**The data**:
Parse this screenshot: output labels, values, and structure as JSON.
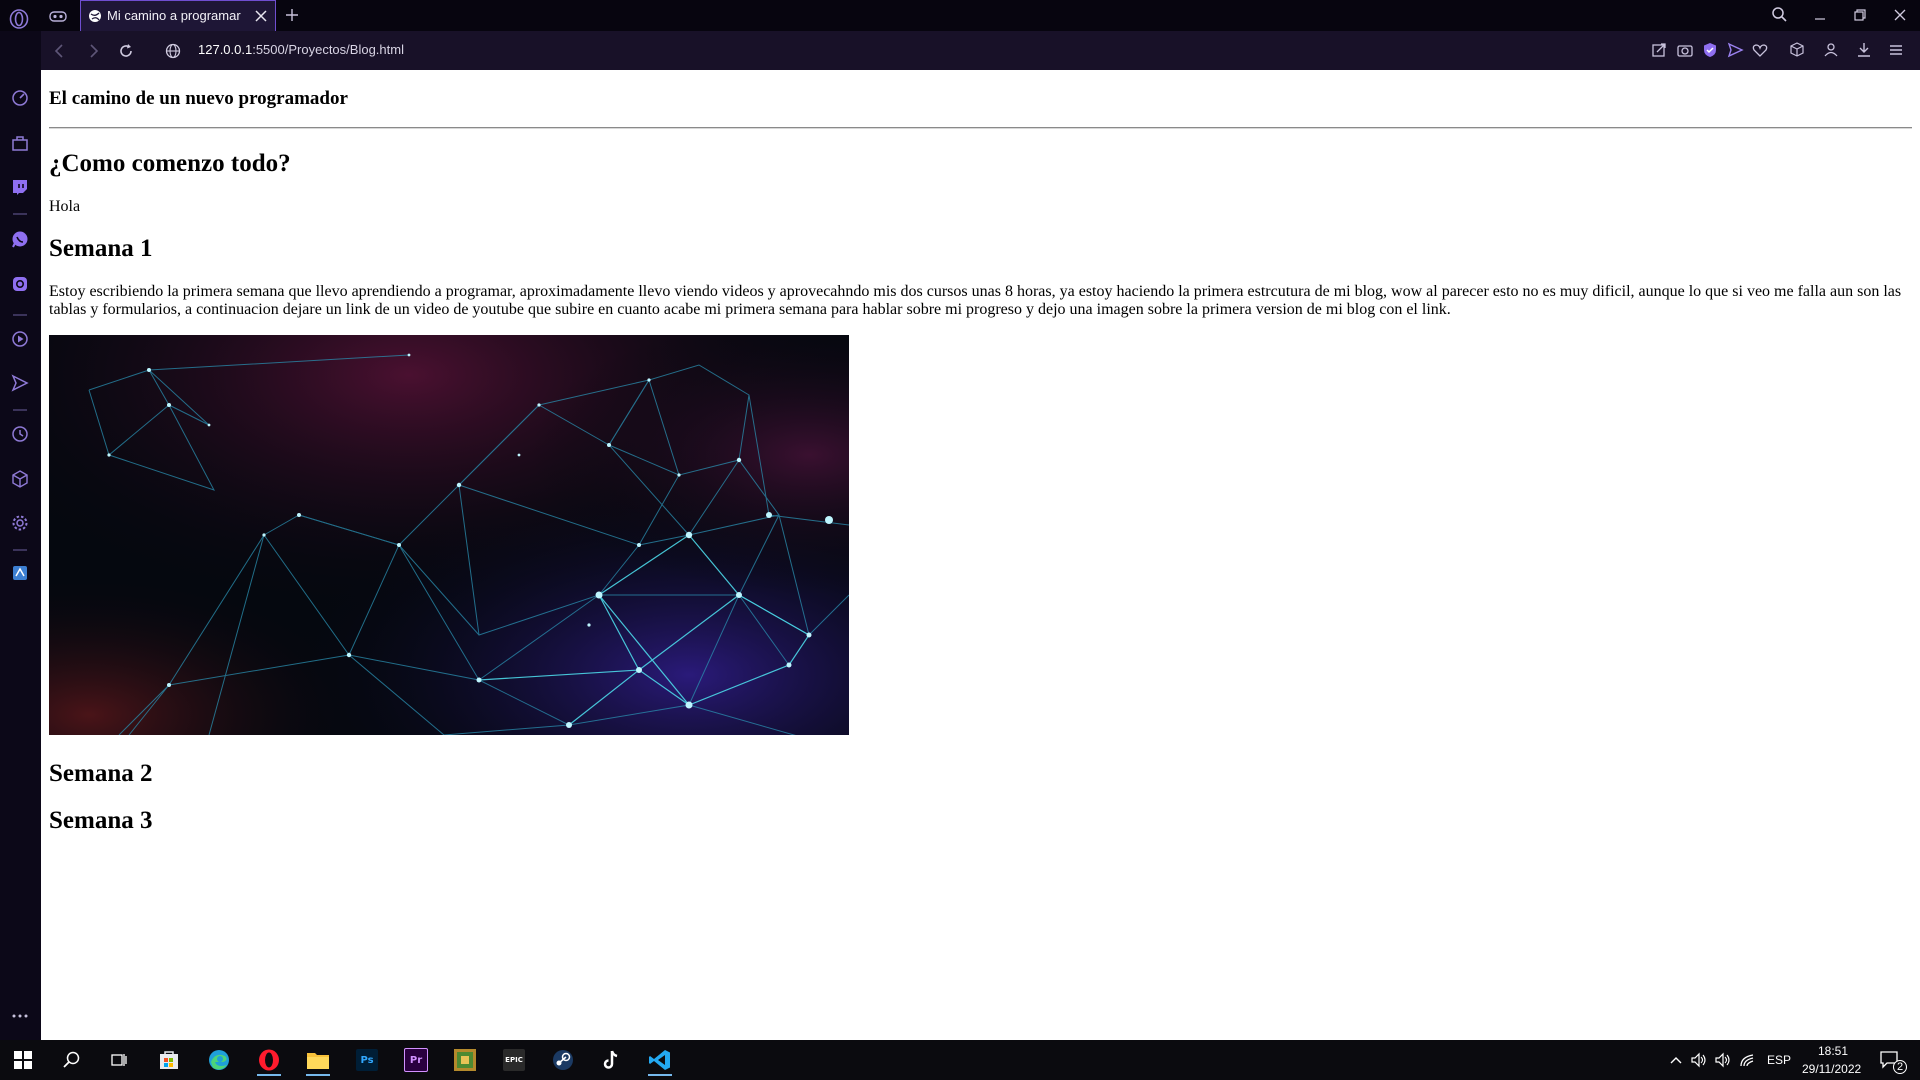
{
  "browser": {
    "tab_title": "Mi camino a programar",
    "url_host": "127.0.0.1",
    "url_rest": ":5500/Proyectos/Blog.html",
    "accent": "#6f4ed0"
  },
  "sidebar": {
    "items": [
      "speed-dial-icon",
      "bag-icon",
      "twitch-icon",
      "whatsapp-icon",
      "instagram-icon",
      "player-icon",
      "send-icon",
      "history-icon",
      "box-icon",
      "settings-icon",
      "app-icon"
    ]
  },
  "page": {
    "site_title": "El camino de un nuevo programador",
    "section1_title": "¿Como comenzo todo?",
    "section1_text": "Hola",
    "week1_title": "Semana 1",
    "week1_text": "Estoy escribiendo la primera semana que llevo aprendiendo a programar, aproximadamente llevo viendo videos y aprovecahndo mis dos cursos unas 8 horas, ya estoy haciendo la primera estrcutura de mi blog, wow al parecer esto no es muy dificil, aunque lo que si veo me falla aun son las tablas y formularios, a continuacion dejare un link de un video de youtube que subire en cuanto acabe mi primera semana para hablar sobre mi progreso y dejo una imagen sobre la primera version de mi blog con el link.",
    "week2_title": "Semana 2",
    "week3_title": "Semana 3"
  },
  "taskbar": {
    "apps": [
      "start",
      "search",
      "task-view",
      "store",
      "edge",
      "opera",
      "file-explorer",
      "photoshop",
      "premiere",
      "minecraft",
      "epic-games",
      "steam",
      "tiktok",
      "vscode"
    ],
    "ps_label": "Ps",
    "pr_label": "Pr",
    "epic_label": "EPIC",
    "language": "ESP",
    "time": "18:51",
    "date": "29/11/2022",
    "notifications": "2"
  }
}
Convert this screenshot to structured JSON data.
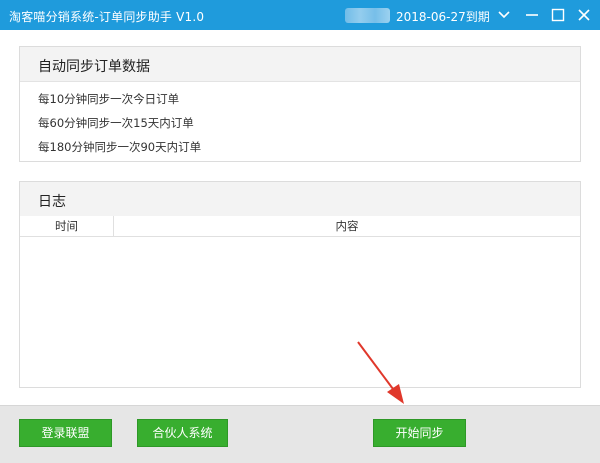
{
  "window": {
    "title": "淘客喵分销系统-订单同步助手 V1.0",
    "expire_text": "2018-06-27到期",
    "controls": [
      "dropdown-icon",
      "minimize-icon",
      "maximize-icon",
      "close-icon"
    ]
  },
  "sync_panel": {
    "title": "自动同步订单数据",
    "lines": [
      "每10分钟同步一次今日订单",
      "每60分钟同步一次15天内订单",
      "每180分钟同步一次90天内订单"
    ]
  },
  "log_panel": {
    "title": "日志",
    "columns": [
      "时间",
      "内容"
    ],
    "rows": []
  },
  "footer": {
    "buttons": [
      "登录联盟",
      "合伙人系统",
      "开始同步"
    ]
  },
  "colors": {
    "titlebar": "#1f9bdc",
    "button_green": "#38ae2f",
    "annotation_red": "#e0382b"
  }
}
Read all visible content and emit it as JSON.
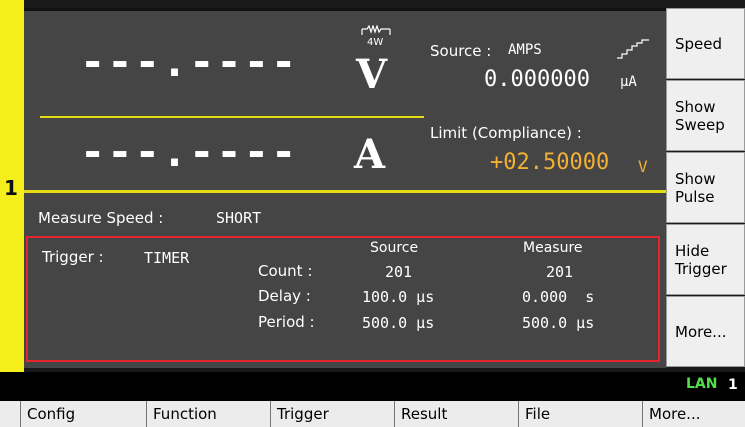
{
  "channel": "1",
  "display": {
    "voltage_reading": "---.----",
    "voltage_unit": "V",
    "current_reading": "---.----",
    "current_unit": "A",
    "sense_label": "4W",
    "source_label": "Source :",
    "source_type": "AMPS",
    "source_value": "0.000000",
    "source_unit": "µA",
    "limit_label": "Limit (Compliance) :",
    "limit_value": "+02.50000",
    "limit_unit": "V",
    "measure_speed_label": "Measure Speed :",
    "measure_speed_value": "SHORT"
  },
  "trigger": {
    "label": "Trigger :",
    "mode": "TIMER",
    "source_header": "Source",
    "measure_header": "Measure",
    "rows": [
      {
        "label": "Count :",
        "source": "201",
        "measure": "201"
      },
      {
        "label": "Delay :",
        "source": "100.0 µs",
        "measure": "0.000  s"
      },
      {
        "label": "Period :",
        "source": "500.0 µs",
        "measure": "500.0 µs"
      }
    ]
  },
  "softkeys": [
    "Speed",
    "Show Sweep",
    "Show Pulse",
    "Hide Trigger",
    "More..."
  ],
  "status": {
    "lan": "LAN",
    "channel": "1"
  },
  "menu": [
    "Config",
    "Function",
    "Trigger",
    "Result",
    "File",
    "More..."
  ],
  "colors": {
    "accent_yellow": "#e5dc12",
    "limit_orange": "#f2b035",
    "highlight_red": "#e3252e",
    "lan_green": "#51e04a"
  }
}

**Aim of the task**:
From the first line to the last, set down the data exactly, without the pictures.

**Finished exercise**:
Parse this screenshot: output labels, values, and structure as JSON.
{
  "browser": {
    "tab_title": "Mi camino a programar",
    "url_host": "127.0.0.1",
    "url_rest": ":5500/Proyectos/Blog.html",
    "accent": "#6f4ed0"
  },
  "sidebar": {
    "items": [
      "speed-dial-icon",
      "bag-icon",
      "twitch-icon",
      "whatsapp-icon",
      "instagram-icon",
      "player-icon",
      "send-icon",
      "history-icon",
      "box-icon",
      "settings-icon",
      "app-icon"
    ]
  },
  "page": {
    "site_title": "El camino de un nuevo programador",
    "section1_title": "¿Como comenzo todo?",
    "section1_text": "Hola",
    "week1_title": "Semana 1",
    "week1_text": "Estoy escribiendo la primera semana que llevo aprendiendo a programar, aproximadamente llevo viendo videos y aprovecahndo mis dos cursos unas 8 horas, ya estoy haciendo la primera estrcutura de mi blog, wow al parecer esto no es muy dificil, aunque lo que si veo me falla aun son las tablas y formularios, a continuacion dejare un link de un video de youtube que subire en cuanto acabe mi primera semana para hablar sobre mi progreso y dejo una imagen sobre la primera version de mi blog con el link.",
    "week2_title": "Semana 2",
    "week3_title": "Semana 3"
  },
  "taskbar": {
    "apps": [
      "start",
      "search",
      "task-view",
      "store",
      "edge",
      "opera",
      "file-explorer",
      "photoshop",
      "premiere",
      "minecraft",
      "epic-games",
      "steam",
      "tiktok",
      "vscode"
    ],
    "ps_label": "Ps",
    "pr_label": "Pr",
    "epic_label": "EPIC",
    "language": "ESP",
    "time": "18:51",
    "date": "29/11/2022",
    "notifications": "2"
  }
}
Convert this screenshot to structured JSON data.
{
  "window": {
    "title": "淘客喵分销系统-订单同步助手 V1.0",
    "expire_text": "2018-06-27到期",
    "controls": [
      "dropdown-icon",
      "minimize-icon",
      "maximize-icon",
      "close-icon"
    ]
  },
  "sync_panel": {
    "title": "自动同步订单数据",
    "lines": [
      "每10分钟同步一次今日订单",
      "每60分钟同步一次15天内订单",
      "每180分钟同步一次90天内订单"
    ]
  },
  "log_panel": {
    "title": "日志",
    "columns": [
      "时间",
      "内容"
    ],
    "rows": []
  },
  "footer": {
    "buttons": [
      "登录联盟",
      "合伙人系统",
      "开始同步"
    ]
  },
  "colors": {
    "titlebar": "#1f9bdc",
    "button_green": "#38ae2f",
    "annotation_red": "#e0382b"
  }
}
Read all visible content and emit it as JSON.
{
  "channel": "1",
  "display": {
    "voltage_reading": "---.----",
    "voltage_unit": "V",
    "current_reading": "---.----",
    "current_unit": "A",
    "sense_label": "4W",
    "source_label": "Source :",
    "source_type": "AMPS",
    "source_value": "0.000000",
    "source_unit": "µA",
    "limit_label": "Limit (Compliance) :",
    "limit_value": "+02.50000",
    "limit_unit": "V",
    "measure_speed_label": "Measure Speed :",
    "measure_speed_value": "SHORT"
  },
  "trigger": {
    "label": "Trigger :",
    "mode": "TIMER",
    "source_header": "Source",
    "measure_header": "Measure",
    "rows": [
      {
        "label": "Count :",
        "source": "201",
        "measure": "201"
      },
      {
        "label": "Delay :",
        "source": "100.0 µs",
        "measure": "0.000  s"
      },
      {
        "label": "Period :",
        "source": "500.0 µs",
        "measure": "500.0 µs"
      }
    ]
  },
  "softkeys": [
    "Speed",
    "Show Sweep",
    "Show Pulse",
    "Hide Trigger",
    "More..."
  ],
  "status": {
    "lan": "LAN",
    "channel": "1"
  },
  "menu": [
    "Config",
    "Function",
    "Trigger",
    "Result",
    "File",
    "More..."
  ],
  "colors": {
    "accent_yellow": "#e5dc12",
    "limit_orange": "#f2b035",
    "highlight_red": "#e3252e",
    "lan_green": "#51e04a"
  }
}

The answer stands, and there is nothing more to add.